A research project funded by Geoscience BC in Canada has developed new techniques that use snow, soil and trees to identify buried mineral deposits and has resulted in new laboratory techniques
Snow, soil and trees detect minerals Snow, soil and trees detect minerals Snow, soil and trees detect minerals Snow, soil and trees detect minerals Snow, soil and trees detect minerals

Staff reporter

PRESS RELEASE: The new made-in- British Columbia analytical methods measure the concentration of the halogen elements fluorine, bromine, chlorine and iodine in samples that have been collected in a way that has the potential to significantly lower the environmental impact of mineral exploration. 

Geoscience BC vice-president of minerals and mining, Bruce Madu, commented: “This is British Columbia at the cutting-edge of technology for mineral exploration. Bringing these techniques closer to practical application helps to reduce the impact of mineral exploration work and builds valuable intellectual property right here in British Columbia.” 

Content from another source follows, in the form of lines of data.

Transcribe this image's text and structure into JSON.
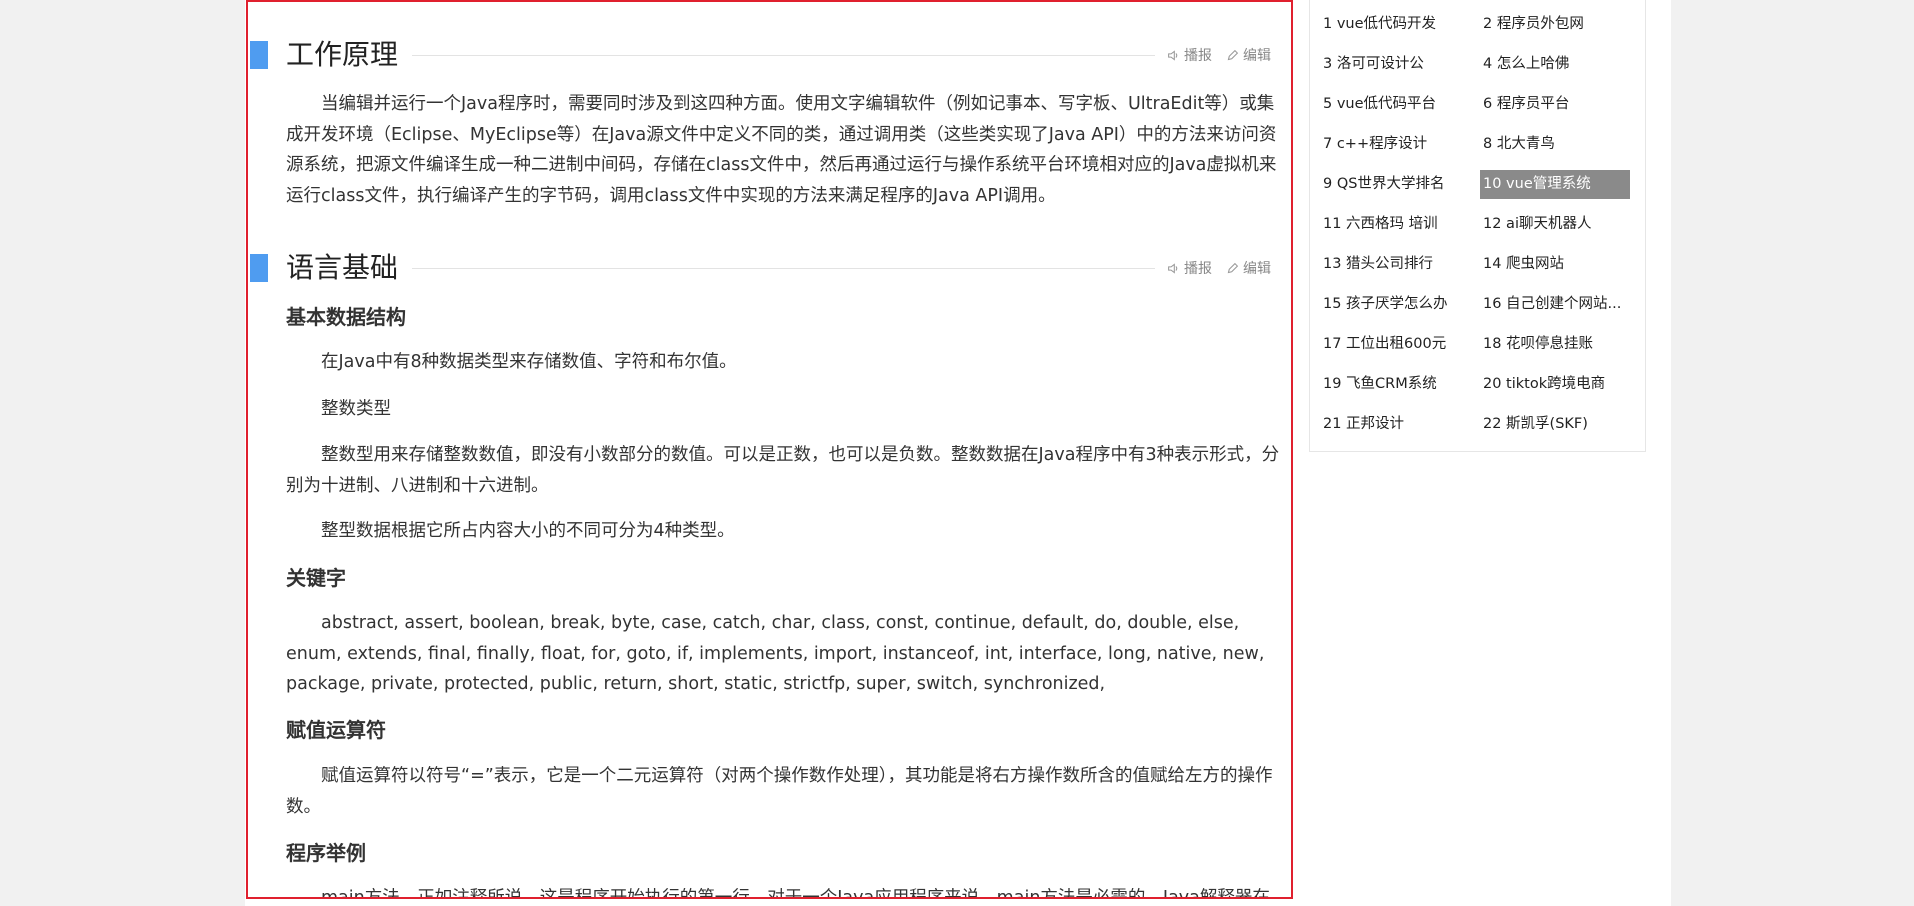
{
  "sections": [
    {
      "title": "工作原理",
      "tool_broadcast": "播报",
      "tool_edit": "编辑"
    },
    {
      "title": "语言基础",
      "tool_broadcast": "播报",
      "tool_edit": "编辑"
    }
  ],
  "working_principle_text": "当编辑并运行一个Java程序时，需要同时涉及到这四种方面。使用文字编辑软件（例如记事本、写字板、UltraEdit等）或集成开发环境（Eclipse、MyEclipse等）在Java源文件中定义不同的类，通过调用类（这些类实现了Java API）中的方法来访问资源系统，把源文件编译生成一种二进制中间码，存储在class文件中，然后再通过运行与操作系统平台环境相对应的Java虚拟机来运行class文件，执行编译产生的字节码，调用class文件中实现的方法来满足程序的Java API调用。",
  "basic_data_heading": "基本数据结构",
  "basic_data_p1": "在Java中有8种数据类型来存储数值、字符和布尔值。",
  "basic_data_p2": "整数类型",
  "basic_data_p3": "整数型用来存储整数数值，即没有小数部分的数值。可以是正数，也可以是负数。整数数据在Java程序中有3种表示形式，分别为十进制、八进制和十六进制。",
  "basic_data_p4": "整型数据根据它所占内容大小的不同可分为4种类型。",
  "keywords_heading": "关键字",
  "keywords_text": "abstract, assert, boolean, break, byte, case, catch, char, class, const, continue, default, do, double, else, enum, extends, final, finally, float, for, goto, if, implements, import, instanceof, int, interface, long, native, new, package, private, protected, public, return, short, static, strictfp, super, switch, synchronized,",
  "assignment_heading": "赋值运算符",
  "assignment_text": "赋值运算符以符号“=”表示，它是一个二元运算符（对两个操作数作处理），其功能是将右方操作数所含的值赋给左方的操作数。",
  "example_heading": "程序举例",
  "example_text": "main方法，正如注释所说，这是程序开始执行的第一行。对于一个Java应用程序来说，main方法是必需的，Java解释器在",
  "hot_list": [
    "1 vue低代码开发",
    "2 程序员外包网",
    "3 洛可可设计公",
    "4 怎么上哈佛",
    "5 vue低代码平台",
    "6 程序员平台",
    "7 c++程序设计",
    "8 北大青鸟",
    "9 QS世界大学排名",
    "10 vue管理系统",
    "11 六西格玛 培训",
    "12 ai聊天机器人",
    "13 猎头公司排行",
    "14 爬虫网站",
    "15 孩子厌学怎么办",
    "16 自己创建个网站...",
    "17 工位出租600元",
    "18 花呗停息挂账",
    "19 飞鱼CRM系统",
    "20 tiktok跨境电商",
    "21 正邦设计",
    "22 斯凯孚(SKF)"
  ],
  "active_hot_index": 9,
  "colors": {
    "accent_bar": "#4f9cf0",
    "frame_border": "#e0202e",
    "active_item_bg": "#8a8a8a"
  }
}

The project, which centred on two well-studied field sites, is called 'An assessment of the use of halogens and volatile compounds in vegetation, soil and snow in the exploration for concealed deposits: case histories from Lara and Mount Washington, Vancouver Island'.

Research samples were collected on Vancouver Island at the Mount Washington gold-copper-silver prospect and from the Lara zinc-copper-lead-silver-gold showing. One technique was to capture fluids given off by trees by trapping ‘tree sweat' in plastic bags. Halogen elements in soils were sampled using buried collectors left in the ground over several months to passively absorb ions. Snow was also sampled because it can intercept and hold halogen elements. 

Project leader Dave Heberlein said: “We have now shown that these techniques are effective on Vancouver Island, but we still have a way to go before they can be widely used by the mineral exploration sector. More work is required to optimise sample types in other common forest types such as the spruce, lodgepole pine or Douglas-fir forests of the interior.”

Significant in-kind support for the project was provided by ALS Minerals, which developed the new procedures and techniques needed to measure low-level halogen element concentrations in the project’s samples. The project was also supported by the British Columbia Ministry of Environment and Activation Laboratories.